START Extracted material

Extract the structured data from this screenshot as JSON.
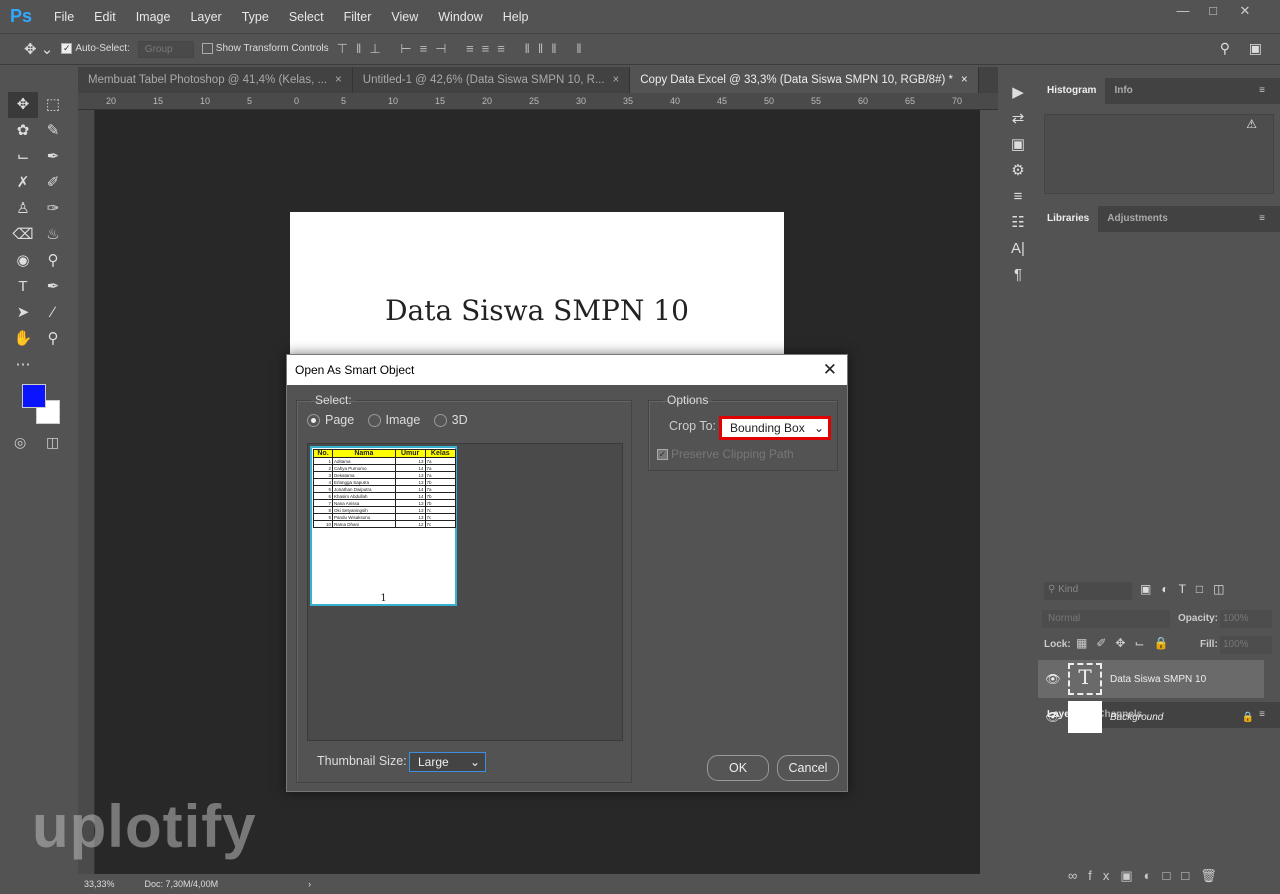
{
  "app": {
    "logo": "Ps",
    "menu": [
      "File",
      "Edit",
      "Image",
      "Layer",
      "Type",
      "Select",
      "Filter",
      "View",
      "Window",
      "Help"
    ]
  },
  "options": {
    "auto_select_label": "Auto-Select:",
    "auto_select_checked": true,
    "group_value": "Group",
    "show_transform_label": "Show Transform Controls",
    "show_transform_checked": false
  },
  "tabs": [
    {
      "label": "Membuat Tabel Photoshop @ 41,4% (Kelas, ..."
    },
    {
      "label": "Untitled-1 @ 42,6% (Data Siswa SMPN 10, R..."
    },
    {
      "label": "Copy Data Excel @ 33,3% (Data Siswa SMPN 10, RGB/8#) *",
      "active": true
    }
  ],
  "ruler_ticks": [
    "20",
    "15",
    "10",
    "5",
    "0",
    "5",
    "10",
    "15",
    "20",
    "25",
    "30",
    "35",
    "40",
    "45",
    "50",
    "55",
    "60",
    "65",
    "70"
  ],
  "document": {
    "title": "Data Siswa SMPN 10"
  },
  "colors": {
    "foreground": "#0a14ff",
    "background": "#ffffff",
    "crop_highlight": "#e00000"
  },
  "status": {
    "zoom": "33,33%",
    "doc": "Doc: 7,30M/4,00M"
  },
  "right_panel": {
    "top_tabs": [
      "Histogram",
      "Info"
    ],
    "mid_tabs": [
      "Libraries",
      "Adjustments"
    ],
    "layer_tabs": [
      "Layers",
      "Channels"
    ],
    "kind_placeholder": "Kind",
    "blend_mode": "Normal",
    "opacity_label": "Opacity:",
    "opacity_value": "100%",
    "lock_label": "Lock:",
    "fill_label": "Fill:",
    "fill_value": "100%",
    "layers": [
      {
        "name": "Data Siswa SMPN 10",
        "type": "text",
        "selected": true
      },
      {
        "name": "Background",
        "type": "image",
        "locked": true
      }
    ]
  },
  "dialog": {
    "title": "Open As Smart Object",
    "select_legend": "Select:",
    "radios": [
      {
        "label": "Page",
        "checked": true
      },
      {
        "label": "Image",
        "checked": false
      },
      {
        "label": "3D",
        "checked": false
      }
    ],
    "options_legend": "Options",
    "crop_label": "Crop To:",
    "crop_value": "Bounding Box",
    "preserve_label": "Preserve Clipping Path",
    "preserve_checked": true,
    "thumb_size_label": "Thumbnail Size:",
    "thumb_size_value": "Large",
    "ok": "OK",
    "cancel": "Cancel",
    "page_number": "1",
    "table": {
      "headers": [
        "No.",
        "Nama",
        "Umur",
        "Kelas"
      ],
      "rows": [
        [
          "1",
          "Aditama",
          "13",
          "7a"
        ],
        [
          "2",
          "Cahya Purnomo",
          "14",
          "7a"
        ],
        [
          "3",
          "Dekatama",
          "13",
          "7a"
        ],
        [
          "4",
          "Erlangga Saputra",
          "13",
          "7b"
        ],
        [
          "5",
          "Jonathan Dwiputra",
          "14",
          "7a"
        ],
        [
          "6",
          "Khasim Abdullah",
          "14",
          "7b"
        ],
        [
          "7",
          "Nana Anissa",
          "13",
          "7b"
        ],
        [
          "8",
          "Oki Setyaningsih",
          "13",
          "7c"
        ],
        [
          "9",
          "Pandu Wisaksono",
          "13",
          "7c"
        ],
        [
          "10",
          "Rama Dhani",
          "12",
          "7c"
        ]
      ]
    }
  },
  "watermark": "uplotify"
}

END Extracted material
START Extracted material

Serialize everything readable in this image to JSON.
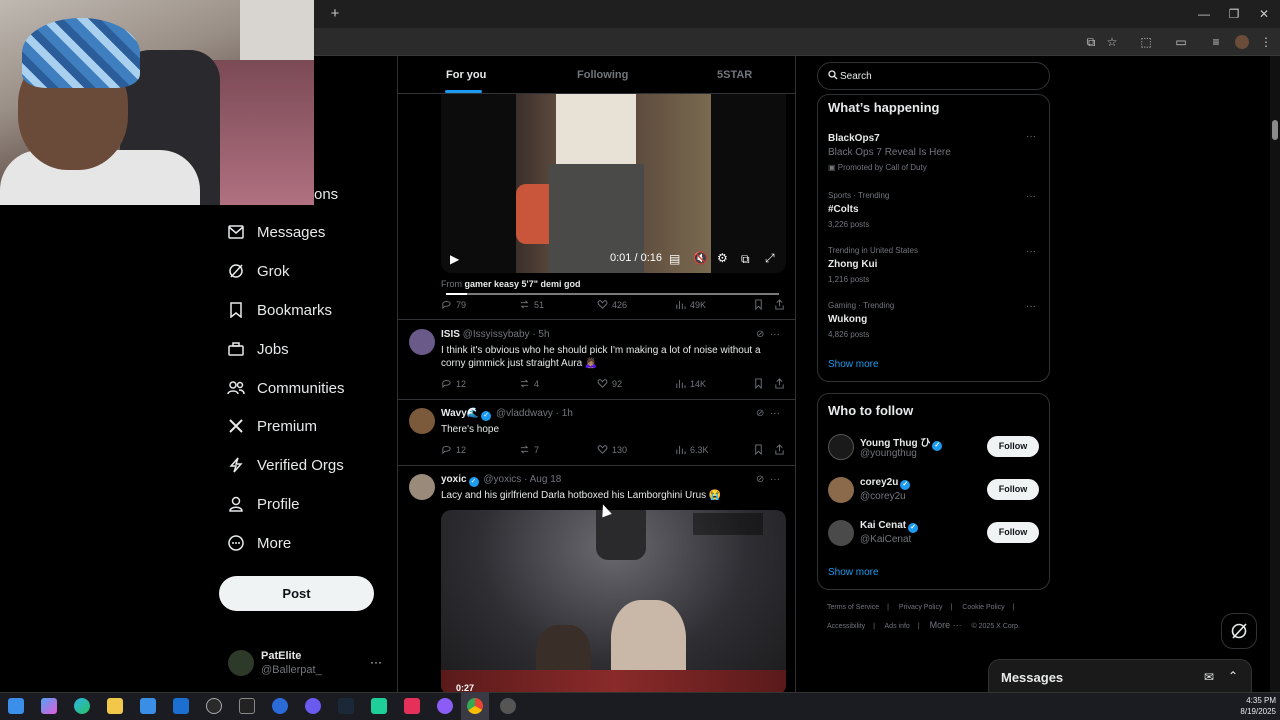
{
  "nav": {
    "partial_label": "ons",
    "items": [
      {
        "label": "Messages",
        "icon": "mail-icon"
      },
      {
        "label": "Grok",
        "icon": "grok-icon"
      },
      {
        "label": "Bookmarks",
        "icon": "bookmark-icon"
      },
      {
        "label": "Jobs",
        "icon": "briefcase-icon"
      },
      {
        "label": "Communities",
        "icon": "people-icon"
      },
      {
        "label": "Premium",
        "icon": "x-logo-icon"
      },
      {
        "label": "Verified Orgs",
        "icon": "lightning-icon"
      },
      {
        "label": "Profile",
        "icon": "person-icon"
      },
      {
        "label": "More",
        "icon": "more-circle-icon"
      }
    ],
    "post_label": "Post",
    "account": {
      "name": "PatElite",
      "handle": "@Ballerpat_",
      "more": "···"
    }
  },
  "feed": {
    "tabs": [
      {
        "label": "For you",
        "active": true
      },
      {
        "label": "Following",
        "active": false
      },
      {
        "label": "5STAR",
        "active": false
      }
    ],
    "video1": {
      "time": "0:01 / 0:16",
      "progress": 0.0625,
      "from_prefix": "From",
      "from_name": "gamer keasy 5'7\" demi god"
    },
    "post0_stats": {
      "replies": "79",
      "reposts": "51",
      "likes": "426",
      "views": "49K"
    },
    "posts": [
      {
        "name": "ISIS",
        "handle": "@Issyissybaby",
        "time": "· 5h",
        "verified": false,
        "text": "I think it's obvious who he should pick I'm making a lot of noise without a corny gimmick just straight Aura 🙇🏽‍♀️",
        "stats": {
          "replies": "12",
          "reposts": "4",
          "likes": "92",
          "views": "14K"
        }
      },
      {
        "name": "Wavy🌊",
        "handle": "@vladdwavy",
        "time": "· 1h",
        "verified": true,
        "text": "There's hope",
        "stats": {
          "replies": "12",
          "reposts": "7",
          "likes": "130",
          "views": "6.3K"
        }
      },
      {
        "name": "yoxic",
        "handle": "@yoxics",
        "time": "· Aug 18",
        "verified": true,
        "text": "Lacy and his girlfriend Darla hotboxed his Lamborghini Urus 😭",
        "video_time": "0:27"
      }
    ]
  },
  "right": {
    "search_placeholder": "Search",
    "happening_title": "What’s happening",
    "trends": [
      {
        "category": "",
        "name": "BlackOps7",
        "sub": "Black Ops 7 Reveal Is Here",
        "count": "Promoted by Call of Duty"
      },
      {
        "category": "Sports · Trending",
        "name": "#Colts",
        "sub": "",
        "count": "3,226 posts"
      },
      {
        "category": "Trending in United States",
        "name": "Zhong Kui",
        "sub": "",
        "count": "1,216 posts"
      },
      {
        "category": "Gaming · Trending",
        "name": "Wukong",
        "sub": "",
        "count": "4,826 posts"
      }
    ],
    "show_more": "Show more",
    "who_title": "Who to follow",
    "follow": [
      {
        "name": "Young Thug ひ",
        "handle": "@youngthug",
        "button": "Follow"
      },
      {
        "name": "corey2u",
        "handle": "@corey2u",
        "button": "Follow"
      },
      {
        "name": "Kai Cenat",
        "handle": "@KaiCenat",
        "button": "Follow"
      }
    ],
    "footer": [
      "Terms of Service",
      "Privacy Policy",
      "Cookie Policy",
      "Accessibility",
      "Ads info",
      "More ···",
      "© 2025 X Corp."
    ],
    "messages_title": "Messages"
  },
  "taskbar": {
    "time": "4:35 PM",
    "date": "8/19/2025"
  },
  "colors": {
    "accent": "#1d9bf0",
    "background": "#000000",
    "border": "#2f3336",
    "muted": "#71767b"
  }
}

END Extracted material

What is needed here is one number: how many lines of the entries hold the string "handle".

■ Solution for this exercise:
7